Turner was asked what he thought of the idea of cancellations as opposed to delays.

"We don't like it," he said. "We like the DIS".

The always knotty issue of arms exports also came up. Naturally the industry men were in favour of these, but considered that only government backing at the start could make them viable.

"It would be useful to have products," said Turner, bemoaning the fact that at present BAE factories have very little role in the British Army's FRES armour programme - and that there are no firm plans for a future generation of Royal Navy frigates. BAE owns the UK shipyard industry as well as the tank factories.

Turner also appeared to suggest that the incredibly expensive Eurofighter superjet - now reaching RAF service after more than twenty years in development at a projected acquisition cost of at least £20bn - was far from complete, and would be difficult to export in large numbers as it now stands.

This is because the Eurofighter, dubbed "Typhoon" by the RAF, was designed as a pure air-to-air combat plane. It has had some "austere" air-to-ground abilities bolted on lately. However, making it into a proper multi-role jet which would actually be saleable (to other people than the RAF and the Saudis) will require a lot more money to be spent - according to Turner.

"I appeal to the MoD to finish the job on Typhoon," he said, still speaking about export possibilities.

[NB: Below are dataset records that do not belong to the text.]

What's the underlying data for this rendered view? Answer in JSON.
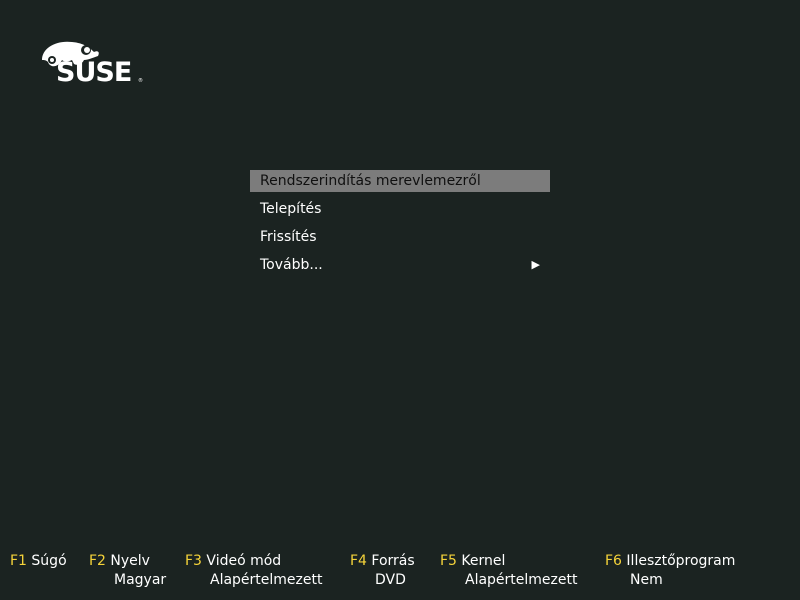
{
  "logo": {
    "text": "SUSE",
    "mark": "®",
    "icon": "chameleon-icon",
    "color": "#ffffff"
  },
  "menu": {
    "items": [
      {
        "label": "Rendszerindítás merevlemezről",
        "selected": true
      },
      {
        "label": "Telepítés",
        "selected": false
      },
      {
        "label": "Frissítés",
        "selected": false
      },
      {
        "label": "Tovább...",
        "selected": false,
        "submenu_icon": "▶"
      }
    ],
    "selected_bg": "#7c7c7c"
  },
  "fkeys": [
    {
      "key": "F1",
      "label": "Súgó",
      "value": ""
    },
    {
      "key": "F2",
      "label": "Nyelv",
      "value": "Magyar"
    },
    {
      "key": "F3",
      "label": "Videó mód",
      "value": "Alapértelmezett"
    },
    {
      "key": "F4",
      "label": "Forrás",
      "value": "DVD"
    },
    {
      "key": "F5",
      "label": "Kernel",
      "value": "Alapértelmezett"
    },
    {
      "key": "F6",
      "label": "Illesztőprogram",
      "value": "Nem"
    }
  ],
  "colors": {
    "background": "#1b2321",
    "fkey_accent": "#f5d33a",
    "text": "#ffffff"
  }
}
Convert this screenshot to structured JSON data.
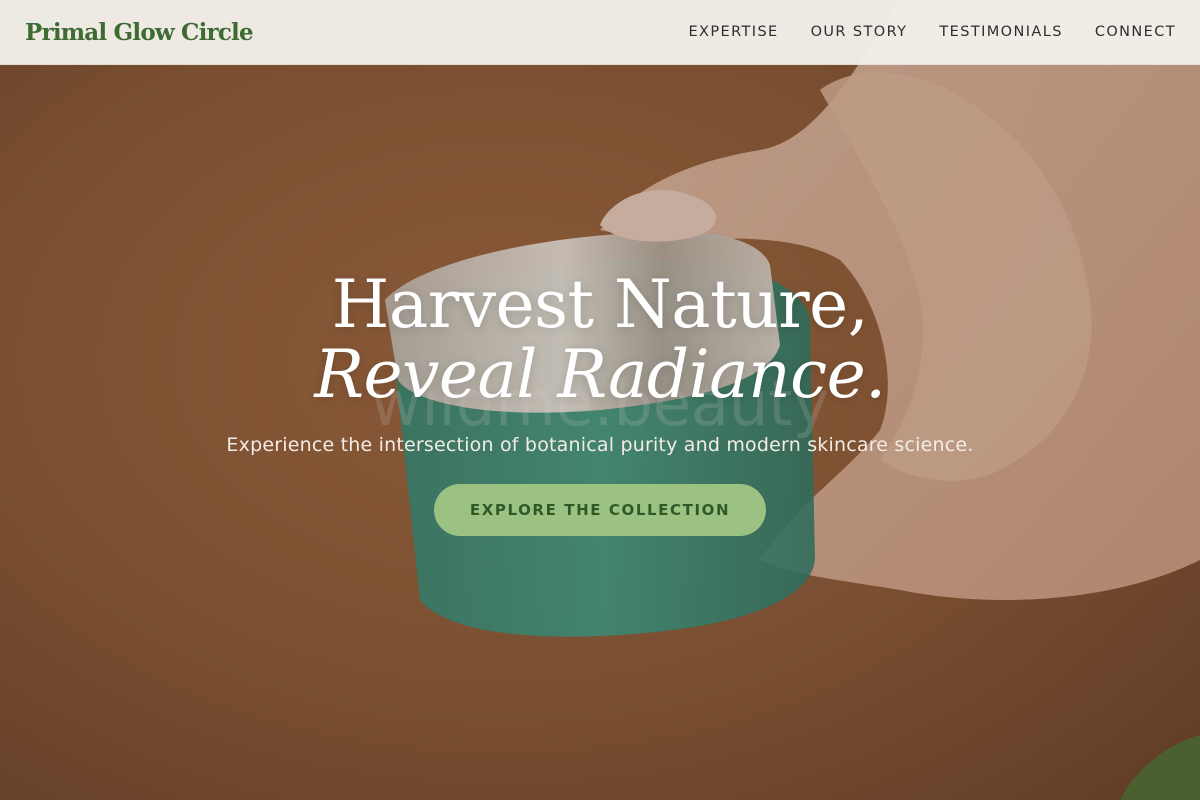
{
  "header": {
    "logo": "Primal Glow Circle",
    "nav": [
      {
        "label": "EXPERTISE"
      },
      {
        "label": "OUR STORY"
      },
      {
        "label": "TESTIMONIALS"
      },
      {
        "label": "CONNECT"
      }
    ]
  },
  "hero": {
    "title_line1": "Harvest Nature,",
    "title_line2": "Reveal Radiance.",
    "subtitle": "Experience the intersection of botanical purity and modern skincare science.",
    "cta_label": "EXPLORE THE COLLECTION",
    "image_watermark": "wildme.beauty"
  },
  "colors": {
    "brand_green": "#3d6b32",
    "cta_background": "#9cc283",
    "header_background": "#f2efe9",
    "hero_background": "#8a5a3a"
  },
  "icons": []
}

It would seem that reports pointing to a final UK Typhoon pricetag of £25bn+ weren't exaggerated. In the scenario called for by Turner, the RAF would mothball a lot of its current Batch 1 and 2 Typhoons, mainly operating the full-fat multi-role Batch 3s - the same type that BAE would be selling to overseas customers at competitive prices.

Meanwhile, each of the RAF's future, perhaps 140-strong operational Typhoon fleet would have cost the UK taxpayers better than £175m. ®

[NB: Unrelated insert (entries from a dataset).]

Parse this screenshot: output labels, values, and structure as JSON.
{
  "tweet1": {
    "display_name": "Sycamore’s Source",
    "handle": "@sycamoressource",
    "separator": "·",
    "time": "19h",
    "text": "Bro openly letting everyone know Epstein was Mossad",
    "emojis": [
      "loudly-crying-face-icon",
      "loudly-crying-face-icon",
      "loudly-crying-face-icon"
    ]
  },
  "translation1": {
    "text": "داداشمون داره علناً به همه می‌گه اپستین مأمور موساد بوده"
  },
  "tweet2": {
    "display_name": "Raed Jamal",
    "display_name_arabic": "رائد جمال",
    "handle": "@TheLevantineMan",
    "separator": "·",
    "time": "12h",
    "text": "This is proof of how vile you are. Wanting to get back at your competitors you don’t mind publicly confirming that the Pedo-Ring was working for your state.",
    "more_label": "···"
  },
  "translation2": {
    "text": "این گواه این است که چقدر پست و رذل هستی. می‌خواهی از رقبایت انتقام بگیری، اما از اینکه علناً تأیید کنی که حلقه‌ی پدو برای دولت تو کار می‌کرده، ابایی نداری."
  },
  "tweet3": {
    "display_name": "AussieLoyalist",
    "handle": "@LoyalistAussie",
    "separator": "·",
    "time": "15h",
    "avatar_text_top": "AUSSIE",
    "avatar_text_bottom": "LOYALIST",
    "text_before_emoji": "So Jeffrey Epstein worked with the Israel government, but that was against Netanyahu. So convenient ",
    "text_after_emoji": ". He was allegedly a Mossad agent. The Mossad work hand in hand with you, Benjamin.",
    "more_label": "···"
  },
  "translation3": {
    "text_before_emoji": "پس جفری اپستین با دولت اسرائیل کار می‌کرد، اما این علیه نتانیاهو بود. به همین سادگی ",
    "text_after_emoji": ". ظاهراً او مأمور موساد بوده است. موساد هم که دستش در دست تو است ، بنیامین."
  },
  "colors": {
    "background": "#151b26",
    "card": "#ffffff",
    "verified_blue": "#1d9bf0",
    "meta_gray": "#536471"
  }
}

Bridging the IT gap between rising business demands and ageing tools

More from The Register

next story
Arrr: Freetard-bothering Digital Economy Act tied up, thrown in the hold
Ministry of Fun confirms: Yes, we're busy doing nothing
ONE EMAIL costs mining company $300 MEEELION
Environmental activist walks free after hoax sent share price over a cliff
'Blow it up': Plods pop round for chat with Commonwealth Games tweeter
You'd better not be talking about the council's housing plans
Help yourself to anyone's photos FOR FREE, suggests UK.gov
Copyright law reforms will keep m'learned friends busy
Apple smacked with privacy sueball over Location Services
Class action launched on behalf of 100 million iPhone owners
UK government officially adopts Open Document Format
Microsoft insurgency fails, earns snarky remark from UK digital services head
You! Pirate! Stop pirating, or we shall admonish you politely. Repeatedly, if necessary
And we shall go about telling people you smell. No, not really
prev story

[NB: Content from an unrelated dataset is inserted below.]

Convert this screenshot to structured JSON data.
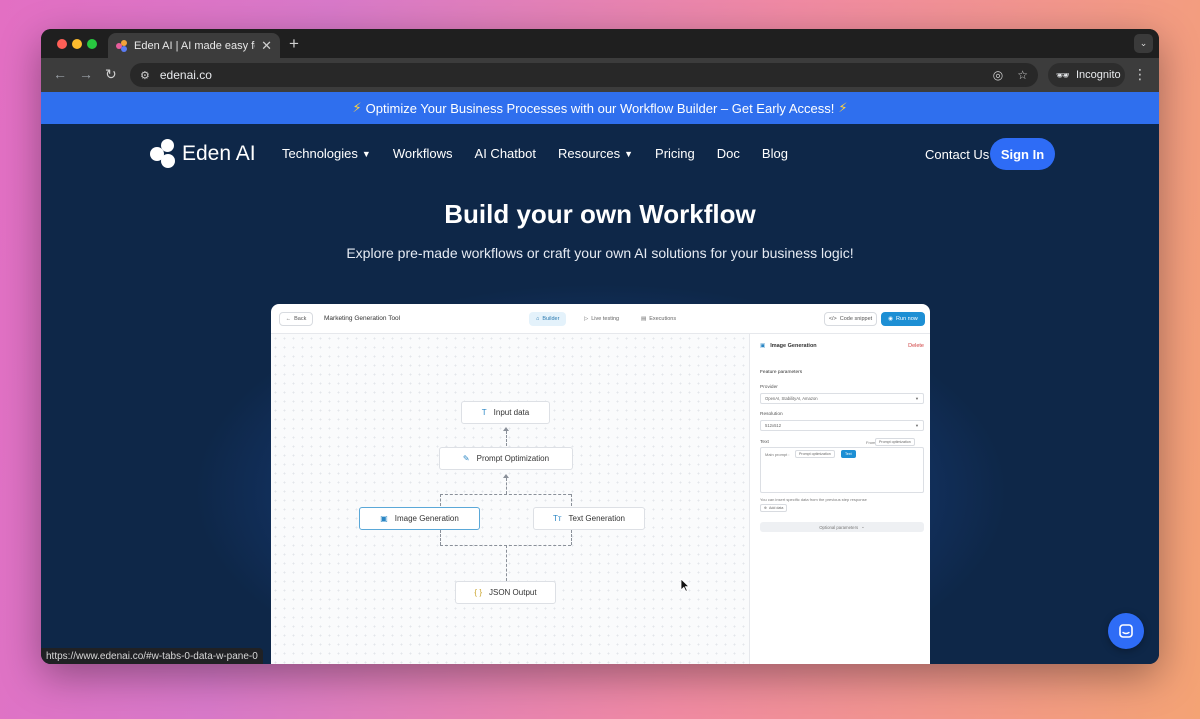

Whitepapers

Implementing global e-invoicing with guaranteed legal certainty
Explaining the role local tax compliance plays in successful supply chain management and e-business and how leading global brands are addressing this.
Consolidation: The Foundation for IT Business Transformation
In this whitepaper learn how effective consolidation of IT and business resources can enable multiple, meaningful business benefits.
Application security programs and practises
Follow a few strategies and your organization can gain the full benefits of open source and the cloud without compromising the security of your applications.
How modern custom applications can spur business growth
Learn how to create, deploy and manage custom applications without consuming or expanding the need for scarce, expensive IT resources.
Securing Web Applications Made Simple and Scalable
Learn how automated security testing can provide a simple and scalable way to protect your web applications.